Start of Given records
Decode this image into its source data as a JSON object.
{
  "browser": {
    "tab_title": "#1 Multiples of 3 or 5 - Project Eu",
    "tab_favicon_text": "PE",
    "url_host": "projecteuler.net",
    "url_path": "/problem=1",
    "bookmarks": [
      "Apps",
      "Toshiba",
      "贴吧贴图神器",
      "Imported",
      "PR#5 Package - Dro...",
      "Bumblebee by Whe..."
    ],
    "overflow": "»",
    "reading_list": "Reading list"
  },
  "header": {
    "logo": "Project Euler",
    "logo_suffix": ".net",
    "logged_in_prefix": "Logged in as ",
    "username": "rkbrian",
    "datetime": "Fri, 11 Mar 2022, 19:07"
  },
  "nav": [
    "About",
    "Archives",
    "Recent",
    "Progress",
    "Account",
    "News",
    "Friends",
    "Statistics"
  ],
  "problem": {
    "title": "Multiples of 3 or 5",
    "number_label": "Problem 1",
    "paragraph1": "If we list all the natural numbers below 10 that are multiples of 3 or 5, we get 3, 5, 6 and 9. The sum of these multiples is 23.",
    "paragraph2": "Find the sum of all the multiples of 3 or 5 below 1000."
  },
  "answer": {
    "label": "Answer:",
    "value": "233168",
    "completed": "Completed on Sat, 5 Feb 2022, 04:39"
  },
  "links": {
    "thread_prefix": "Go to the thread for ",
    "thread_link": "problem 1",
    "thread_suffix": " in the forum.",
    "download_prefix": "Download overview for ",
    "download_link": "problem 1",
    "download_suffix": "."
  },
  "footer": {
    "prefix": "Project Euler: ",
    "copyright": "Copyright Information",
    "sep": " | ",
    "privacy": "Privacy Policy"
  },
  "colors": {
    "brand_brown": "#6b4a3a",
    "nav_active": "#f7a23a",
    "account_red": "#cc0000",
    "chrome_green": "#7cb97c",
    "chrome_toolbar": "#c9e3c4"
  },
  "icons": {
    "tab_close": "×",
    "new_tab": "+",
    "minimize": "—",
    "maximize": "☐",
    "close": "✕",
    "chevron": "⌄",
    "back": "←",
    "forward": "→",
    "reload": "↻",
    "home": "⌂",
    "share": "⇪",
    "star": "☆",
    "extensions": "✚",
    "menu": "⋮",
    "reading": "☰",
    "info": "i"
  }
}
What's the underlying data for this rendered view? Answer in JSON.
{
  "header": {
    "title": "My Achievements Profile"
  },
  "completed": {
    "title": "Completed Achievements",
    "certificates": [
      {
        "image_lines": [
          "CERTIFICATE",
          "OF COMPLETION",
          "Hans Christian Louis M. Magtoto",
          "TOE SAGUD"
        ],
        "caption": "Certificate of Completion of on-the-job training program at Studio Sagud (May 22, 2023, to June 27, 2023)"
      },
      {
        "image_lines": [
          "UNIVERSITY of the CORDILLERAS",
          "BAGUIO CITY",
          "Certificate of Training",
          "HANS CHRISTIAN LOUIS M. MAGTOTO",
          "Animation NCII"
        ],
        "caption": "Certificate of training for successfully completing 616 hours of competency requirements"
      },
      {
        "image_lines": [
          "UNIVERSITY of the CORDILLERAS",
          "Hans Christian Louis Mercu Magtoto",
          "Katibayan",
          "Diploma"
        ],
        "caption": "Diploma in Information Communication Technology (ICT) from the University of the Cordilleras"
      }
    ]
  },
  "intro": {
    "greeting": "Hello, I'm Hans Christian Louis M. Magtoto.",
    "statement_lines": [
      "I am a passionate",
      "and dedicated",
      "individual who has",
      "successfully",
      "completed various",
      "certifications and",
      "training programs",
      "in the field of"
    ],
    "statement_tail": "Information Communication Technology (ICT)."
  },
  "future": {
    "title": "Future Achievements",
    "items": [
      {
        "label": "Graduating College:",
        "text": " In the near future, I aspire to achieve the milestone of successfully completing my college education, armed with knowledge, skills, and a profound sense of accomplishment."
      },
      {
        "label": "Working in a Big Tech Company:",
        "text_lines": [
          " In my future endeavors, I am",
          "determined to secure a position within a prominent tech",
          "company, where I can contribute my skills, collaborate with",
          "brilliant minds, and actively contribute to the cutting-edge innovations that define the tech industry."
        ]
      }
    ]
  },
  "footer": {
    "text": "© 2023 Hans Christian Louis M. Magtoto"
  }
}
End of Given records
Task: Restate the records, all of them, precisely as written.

Written answer:
Decode this image into its source data as a JSON object.
{
  "browser": {
    "tab_title": "#1 Multiples of 3 or 5 - Project Eu",
    "tab_favicon_text": "PE",
    "url_host": "projecteuler.net",
    "url_path": "/problem=1",
    "bookmarks": [
      "Apps",
      "Toshiba",
      "贴吧贴图神器",
      "Imported",
      "PR#5 Package - Dro...",
      "Bumblebee by Whe..."
    ],
    "overflow": "»",
    "reading_list": "Reading list"
  },
  "header": {
    "logo": "Project Euler",
    "logo_suffix": ".net",
    "logged_in_prefix": "Logged in as ",
    "username": "rkbrian",
    "datetime": "Fri, 11 Mar 2022, 19:07"
  },
  "nav": [
    "About",
    "Archives",
    "Recent",
    "Progress",
    "Account",
    "News",
    "Friends",
    "Statistics"
  ],
  "problem": {
    "title": "Multiples of 3 or 5",
    "number_label": "Problem 1",
    "paragraph1": "If we list all the natural numbers below 10 that are multiples of 3 or 5, we get 3, 5, 6 and 9. The sum of these multiples is 23.",
    "paragraph2": "Find the sum of all the multiples of 3 or 5 below 1000."
  },
  "answer": {
    "label": "Answer:",
    "value": "233168",
    "completed": "Completed on Sat, 5 Feb 2022, 04:39"
  },
  "links": {
    "thread_prefix": "Go to the thread for ",
    "thread_link": "problem 1",
    "thread_suffix": " in the forum.",
    "download_prefix": "Download overview for ",
    "download_link": "problem 1",
    "download_suffix": "."
  },
  "footer": {
    "prefix": "Project Euler: ",
    "copyright": "Copyright Information",
    "sep": " | ",
    "privacy": "Privacy Policy"
  },
  "colors": {
    "brand_brown": "#6b4a3a",
    "nav_active": "#f7a23a",
    "account_red": "#cc0000",
    "chrome_green": "#7cb97c",
    "chrome_toolbar": "#c9e3c4"
  },
  "icons": {
    "tab_close": "×",
    "new_tab": "+",
    "minimize": "—",
    "maximize": "☐",
    "close": "✕",
    "chevron": "⌄",
    "back": "←",
    "forward": "→",
    "reload": "↻",
    "home": "⌂",
    "share": "⇪",
    "star": "☆",
    "extensions": "✚",
    "menu": "⋮",
    "reading": "☰",
    "info": "i"
  }
}
What's the underlying data for this rendered view? Answer in JSON.
{
  "header": {
    "title": "My Achievements Profile"
  },
  "completed": {
    "title": "Completed Achievements",
    "certificates": [
      {
        "image_lines": [
          "CERTIFICATE",
          "OF COMPLETION",
          "Hans Christian Louis M. Magtoto",
          "TOE SAGUD"
        ],
        "caption": "Certificate of Completion of on-the-job training program at Studio Sagud (May 22, 2023, to June 27, 2023)"
      },
      {
        "image_lines": [
          "UNIVERSITY of the CORDILLERAS",
          "BAGUIO CITY",
          "Certificate of Training",
          "HANS CHRISTIAN LOUIS M. MAGTOTO",
          "Animation NCII"
        ],
        "caption": "Certificate of training for successfully completing 616 hours of competency requirements"
      },
      {
        "image_lines": [
          "UNIVERSITY of the CORDILLERAS",
          "Hans Christian Louis Mercu Magtoto",
          "Katibayan",
          "Diploma"
        ],
        "caption": "Diploma in Information Communication Technology (ICT) from the University of the Cordilleras"
      }
    ]
  },
  "intro": {
    "greeting": "Hello, I'm Hans Christian Louis M. Magtoto.",
    "statement_lines": [
      "I am a passionate",
      "and dedicated",
      "individual who has",
      "successfully",
      "completed various",
      "certifications and",
      "training programs",
      "in the field of"
    ],
    "statement_tail": "Information Communication Technology (ICT)."
  },
  "future": {
    "title": "Future Achievements",
    "items": [
      {
        "label": "Graduating College:",
        "text": " In the near future, I aspire to achieve the milestone of successfully completing my college education, armed with knowledge, skills, and a profound sense of accomplishment."
      },
      {
        "label": "Working in a Big Tech Company:",
        "text_lines": [
          " In my future endeavors, I am",
          "determined to secure a position within a prominent tech",
          "company, where I can contribute my skills, collaborate with",
          "brilliant minds, and actively contribute to the cutting-edge innovations that define the tech industry."
        ]
      }
    ]
  },
  "footer": {
    "text": "© 2023 Hans Christian Louis M. Magtoto"
  }
}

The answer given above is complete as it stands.